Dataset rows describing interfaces
★ ★ ★ ★ ★ ★ ★

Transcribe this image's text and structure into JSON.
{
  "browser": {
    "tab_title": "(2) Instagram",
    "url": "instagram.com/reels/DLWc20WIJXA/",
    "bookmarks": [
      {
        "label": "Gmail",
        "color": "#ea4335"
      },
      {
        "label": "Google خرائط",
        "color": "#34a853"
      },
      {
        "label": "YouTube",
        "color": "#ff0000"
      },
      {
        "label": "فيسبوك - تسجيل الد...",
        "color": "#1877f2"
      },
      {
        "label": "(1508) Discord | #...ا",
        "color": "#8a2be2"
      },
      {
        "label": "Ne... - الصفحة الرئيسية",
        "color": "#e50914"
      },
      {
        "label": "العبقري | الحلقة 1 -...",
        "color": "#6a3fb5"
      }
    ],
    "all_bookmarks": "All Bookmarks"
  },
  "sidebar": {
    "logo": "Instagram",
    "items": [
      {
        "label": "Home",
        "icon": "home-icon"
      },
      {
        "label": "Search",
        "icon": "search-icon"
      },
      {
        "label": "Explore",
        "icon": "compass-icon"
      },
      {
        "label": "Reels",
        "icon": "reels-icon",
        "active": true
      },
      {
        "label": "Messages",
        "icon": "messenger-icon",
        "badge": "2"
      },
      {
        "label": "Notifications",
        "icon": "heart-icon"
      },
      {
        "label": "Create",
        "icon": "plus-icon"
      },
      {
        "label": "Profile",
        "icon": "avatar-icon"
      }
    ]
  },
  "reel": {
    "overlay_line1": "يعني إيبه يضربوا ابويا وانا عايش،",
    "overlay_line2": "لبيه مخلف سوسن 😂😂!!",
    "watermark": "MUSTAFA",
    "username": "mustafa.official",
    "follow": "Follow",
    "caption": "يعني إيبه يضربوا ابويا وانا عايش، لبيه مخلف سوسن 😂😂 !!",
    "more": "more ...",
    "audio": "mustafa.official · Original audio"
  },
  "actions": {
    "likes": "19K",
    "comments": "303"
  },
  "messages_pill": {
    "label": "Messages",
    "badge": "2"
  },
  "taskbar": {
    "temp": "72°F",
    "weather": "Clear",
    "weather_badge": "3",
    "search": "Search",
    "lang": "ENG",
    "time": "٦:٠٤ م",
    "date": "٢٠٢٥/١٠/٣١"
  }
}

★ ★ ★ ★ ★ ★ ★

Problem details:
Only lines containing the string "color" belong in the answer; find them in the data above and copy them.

Exercise solution:
        "color": "#ea4335"
        "color": "#34a853"
        "color": "#ff0000"
        "color": "#1877f2"
        "color": "#8a2be2"
        "color": "#e50914"
        "color": "#6a3fb5"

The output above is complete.